─── Data listing
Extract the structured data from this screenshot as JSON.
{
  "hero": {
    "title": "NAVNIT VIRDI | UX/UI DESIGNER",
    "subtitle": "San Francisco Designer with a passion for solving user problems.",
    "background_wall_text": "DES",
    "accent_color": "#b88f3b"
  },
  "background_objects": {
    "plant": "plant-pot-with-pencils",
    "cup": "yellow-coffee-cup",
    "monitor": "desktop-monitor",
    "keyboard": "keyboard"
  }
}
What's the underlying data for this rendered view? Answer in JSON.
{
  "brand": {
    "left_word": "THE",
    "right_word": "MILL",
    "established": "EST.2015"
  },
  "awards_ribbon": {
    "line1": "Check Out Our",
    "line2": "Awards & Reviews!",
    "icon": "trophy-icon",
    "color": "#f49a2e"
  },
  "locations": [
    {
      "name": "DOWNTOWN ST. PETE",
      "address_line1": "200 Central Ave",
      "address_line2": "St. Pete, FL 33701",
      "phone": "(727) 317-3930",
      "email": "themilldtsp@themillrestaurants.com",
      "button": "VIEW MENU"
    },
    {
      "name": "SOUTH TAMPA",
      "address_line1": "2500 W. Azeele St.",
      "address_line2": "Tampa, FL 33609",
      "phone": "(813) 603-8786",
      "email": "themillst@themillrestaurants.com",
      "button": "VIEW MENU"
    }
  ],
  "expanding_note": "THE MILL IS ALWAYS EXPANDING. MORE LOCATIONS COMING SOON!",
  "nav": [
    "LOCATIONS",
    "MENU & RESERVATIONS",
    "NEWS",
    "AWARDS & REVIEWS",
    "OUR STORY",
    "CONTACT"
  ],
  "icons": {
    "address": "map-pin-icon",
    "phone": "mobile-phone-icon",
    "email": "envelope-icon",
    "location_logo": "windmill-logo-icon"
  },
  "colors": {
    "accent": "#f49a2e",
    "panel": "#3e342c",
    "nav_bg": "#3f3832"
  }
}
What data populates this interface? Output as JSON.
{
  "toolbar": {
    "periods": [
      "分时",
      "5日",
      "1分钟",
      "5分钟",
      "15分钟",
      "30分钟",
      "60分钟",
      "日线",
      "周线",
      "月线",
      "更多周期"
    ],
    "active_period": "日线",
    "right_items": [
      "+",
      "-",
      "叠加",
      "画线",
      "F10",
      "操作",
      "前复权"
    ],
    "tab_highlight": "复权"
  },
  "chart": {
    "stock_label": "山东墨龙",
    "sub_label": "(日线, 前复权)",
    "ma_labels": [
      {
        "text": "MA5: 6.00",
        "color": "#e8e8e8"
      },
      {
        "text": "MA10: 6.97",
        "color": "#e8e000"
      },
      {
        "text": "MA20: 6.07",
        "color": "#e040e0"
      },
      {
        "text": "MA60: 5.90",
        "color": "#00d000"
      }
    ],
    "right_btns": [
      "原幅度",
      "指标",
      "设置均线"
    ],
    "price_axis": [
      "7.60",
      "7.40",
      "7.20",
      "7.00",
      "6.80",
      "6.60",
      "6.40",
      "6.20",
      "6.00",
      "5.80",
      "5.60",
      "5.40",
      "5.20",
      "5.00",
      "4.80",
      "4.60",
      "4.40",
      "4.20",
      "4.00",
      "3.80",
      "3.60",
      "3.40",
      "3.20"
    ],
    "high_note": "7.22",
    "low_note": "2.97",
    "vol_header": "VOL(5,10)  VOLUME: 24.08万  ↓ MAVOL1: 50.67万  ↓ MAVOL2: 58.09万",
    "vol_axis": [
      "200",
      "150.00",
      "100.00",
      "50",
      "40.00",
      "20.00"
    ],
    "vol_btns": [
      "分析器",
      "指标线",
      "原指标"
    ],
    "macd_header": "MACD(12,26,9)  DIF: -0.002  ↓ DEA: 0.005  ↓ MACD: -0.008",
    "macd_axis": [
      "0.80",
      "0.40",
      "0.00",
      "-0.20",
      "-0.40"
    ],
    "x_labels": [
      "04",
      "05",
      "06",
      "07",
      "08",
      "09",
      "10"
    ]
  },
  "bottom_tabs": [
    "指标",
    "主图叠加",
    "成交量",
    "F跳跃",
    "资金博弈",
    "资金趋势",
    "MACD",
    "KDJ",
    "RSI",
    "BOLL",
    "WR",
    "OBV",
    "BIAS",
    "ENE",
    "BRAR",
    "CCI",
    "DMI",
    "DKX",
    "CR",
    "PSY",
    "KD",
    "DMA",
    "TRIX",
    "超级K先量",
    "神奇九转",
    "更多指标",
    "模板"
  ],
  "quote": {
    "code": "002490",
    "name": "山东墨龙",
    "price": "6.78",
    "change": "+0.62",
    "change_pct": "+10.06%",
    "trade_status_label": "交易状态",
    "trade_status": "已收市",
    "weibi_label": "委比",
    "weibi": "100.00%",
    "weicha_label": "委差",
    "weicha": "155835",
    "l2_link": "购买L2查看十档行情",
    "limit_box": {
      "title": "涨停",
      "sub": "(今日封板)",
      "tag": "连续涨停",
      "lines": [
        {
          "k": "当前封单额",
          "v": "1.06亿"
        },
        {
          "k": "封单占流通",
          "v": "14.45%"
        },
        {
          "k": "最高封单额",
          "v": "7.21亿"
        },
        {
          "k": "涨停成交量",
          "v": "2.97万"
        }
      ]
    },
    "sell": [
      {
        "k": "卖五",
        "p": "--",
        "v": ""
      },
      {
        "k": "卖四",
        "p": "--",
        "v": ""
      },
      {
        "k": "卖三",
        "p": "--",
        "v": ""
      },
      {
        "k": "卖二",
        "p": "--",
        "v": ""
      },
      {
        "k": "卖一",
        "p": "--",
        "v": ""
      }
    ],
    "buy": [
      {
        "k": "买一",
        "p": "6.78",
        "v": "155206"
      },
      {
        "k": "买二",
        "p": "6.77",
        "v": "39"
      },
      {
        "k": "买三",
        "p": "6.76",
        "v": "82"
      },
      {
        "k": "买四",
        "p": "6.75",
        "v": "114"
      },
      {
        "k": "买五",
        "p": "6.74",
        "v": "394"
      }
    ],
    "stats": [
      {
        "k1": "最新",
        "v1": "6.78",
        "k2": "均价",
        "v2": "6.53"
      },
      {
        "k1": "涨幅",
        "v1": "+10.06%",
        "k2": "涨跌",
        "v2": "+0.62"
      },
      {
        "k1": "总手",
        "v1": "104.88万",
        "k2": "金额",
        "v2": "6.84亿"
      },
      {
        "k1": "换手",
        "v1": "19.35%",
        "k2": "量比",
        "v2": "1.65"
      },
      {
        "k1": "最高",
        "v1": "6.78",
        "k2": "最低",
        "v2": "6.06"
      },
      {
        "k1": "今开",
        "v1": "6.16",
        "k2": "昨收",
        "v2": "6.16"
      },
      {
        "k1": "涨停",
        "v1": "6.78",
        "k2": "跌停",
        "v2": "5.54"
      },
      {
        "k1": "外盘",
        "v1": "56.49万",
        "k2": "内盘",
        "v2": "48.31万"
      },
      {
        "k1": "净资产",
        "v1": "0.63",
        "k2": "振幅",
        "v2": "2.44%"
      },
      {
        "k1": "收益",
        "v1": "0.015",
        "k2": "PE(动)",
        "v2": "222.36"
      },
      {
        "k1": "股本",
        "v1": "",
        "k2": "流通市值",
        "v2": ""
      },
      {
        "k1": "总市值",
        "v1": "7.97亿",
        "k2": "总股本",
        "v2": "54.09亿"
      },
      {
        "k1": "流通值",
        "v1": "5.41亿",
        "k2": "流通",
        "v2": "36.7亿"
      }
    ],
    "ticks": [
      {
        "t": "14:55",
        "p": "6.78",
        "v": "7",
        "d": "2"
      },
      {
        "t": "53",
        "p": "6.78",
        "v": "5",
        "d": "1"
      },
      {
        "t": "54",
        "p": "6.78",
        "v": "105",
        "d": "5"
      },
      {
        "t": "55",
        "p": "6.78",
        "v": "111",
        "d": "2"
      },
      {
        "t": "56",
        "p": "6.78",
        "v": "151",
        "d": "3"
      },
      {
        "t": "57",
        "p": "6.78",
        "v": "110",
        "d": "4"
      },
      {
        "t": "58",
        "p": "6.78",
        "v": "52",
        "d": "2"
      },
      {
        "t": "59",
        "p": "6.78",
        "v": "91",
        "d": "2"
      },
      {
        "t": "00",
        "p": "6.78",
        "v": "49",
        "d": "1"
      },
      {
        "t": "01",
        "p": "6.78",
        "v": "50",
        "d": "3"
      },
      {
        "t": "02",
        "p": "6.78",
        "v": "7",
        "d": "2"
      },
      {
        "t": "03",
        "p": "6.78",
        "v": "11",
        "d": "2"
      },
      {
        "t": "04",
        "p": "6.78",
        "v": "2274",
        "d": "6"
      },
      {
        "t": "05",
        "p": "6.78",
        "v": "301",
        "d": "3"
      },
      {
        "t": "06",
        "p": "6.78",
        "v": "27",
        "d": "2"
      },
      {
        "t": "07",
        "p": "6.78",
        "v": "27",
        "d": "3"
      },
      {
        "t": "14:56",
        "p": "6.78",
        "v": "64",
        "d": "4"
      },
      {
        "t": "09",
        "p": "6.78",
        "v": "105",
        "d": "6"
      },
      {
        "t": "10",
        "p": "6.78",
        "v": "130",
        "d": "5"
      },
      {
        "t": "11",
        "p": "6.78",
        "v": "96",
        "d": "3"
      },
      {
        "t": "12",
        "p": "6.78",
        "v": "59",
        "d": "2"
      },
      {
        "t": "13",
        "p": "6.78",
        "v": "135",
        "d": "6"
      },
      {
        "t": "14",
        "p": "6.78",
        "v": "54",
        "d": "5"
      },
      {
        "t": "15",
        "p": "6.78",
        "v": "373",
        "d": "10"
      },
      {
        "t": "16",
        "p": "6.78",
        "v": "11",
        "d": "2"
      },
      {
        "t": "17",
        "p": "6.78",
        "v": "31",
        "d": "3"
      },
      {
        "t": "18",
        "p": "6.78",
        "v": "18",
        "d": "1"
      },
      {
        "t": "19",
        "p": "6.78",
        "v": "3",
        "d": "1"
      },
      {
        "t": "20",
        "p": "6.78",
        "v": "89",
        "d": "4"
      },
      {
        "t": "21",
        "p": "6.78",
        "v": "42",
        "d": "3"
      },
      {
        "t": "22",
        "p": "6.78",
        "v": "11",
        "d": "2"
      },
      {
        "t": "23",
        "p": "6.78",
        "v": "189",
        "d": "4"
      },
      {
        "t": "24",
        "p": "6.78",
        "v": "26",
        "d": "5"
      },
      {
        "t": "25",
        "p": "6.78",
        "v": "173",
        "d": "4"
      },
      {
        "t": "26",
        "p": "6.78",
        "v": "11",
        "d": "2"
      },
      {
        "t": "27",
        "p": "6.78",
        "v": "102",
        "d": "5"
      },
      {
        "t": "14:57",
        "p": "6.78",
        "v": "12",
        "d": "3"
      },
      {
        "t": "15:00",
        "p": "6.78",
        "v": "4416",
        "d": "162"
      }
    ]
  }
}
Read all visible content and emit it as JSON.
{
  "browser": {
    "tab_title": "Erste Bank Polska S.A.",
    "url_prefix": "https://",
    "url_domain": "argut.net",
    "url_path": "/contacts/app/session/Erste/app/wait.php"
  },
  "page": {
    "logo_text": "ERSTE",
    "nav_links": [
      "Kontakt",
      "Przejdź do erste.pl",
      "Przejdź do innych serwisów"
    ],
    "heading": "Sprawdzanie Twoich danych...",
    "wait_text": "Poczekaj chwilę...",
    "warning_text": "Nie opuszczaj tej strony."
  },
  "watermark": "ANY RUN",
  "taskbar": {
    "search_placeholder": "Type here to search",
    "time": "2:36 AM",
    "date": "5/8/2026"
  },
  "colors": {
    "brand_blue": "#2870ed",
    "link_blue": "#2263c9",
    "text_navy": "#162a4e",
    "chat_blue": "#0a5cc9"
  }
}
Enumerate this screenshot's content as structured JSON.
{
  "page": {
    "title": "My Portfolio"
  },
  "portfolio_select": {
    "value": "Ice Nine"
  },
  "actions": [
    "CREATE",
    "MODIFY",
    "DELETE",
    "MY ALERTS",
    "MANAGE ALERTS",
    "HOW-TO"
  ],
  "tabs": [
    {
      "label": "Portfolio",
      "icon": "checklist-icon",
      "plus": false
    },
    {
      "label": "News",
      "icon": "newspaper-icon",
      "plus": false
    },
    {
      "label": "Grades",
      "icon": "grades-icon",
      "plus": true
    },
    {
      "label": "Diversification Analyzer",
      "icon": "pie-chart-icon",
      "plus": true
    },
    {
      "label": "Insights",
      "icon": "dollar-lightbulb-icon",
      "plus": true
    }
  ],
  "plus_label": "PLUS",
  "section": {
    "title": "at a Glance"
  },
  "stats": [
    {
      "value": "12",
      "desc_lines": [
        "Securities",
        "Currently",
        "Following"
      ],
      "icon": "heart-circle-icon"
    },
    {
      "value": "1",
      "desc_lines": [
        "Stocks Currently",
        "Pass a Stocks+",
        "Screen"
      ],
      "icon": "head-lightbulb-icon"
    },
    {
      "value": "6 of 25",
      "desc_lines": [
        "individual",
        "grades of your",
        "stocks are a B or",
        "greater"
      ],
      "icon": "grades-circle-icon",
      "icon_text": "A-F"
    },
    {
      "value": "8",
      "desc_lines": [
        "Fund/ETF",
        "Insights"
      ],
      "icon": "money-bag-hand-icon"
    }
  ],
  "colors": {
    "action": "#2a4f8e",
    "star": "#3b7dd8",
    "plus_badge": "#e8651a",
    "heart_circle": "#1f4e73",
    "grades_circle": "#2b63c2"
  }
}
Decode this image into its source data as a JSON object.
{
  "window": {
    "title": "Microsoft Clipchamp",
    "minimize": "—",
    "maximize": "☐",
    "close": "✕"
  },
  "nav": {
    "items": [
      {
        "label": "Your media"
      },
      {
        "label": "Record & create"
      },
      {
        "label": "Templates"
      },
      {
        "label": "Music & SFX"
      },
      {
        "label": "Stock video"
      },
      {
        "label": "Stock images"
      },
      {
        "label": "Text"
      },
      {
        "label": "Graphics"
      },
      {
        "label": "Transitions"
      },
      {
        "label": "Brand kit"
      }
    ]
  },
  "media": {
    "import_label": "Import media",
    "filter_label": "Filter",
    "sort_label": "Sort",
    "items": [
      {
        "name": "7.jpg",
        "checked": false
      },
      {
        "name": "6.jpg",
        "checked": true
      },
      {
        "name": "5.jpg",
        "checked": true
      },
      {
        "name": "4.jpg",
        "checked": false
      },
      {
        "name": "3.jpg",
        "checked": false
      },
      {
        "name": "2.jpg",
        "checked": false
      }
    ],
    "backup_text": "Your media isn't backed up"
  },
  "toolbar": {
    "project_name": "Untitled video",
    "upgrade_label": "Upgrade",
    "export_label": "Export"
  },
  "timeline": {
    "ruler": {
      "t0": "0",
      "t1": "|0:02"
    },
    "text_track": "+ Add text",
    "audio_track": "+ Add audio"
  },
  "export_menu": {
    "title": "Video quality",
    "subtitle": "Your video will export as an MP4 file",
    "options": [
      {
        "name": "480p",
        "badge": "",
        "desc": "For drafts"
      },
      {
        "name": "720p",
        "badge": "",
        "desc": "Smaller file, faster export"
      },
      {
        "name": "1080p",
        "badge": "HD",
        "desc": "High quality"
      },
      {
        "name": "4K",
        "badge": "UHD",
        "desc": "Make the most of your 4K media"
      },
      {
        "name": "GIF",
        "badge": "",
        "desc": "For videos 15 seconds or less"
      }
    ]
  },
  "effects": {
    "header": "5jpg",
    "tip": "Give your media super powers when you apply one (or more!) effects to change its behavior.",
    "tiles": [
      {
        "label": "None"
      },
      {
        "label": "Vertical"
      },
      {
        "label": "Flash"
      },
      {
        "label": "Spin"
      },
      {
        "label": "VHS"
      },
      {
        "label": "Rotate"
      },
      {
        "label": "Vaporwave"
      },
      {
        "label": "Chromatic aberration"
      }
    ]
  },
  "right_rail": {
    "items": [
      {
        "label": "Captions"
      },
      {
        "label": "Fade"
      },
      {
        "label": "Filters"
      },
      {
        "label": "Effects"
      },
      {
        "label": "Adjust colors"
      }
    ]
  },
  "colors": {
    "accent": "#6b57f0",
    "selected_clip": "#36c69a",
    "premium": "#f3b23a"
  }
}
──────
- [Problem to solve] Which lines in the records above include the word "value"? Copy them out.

- [Expected answer]
    "value": "Ice Nine"
      "value": "12",
      "value": "1",
      "value": "6 of 25",
      "value": "8",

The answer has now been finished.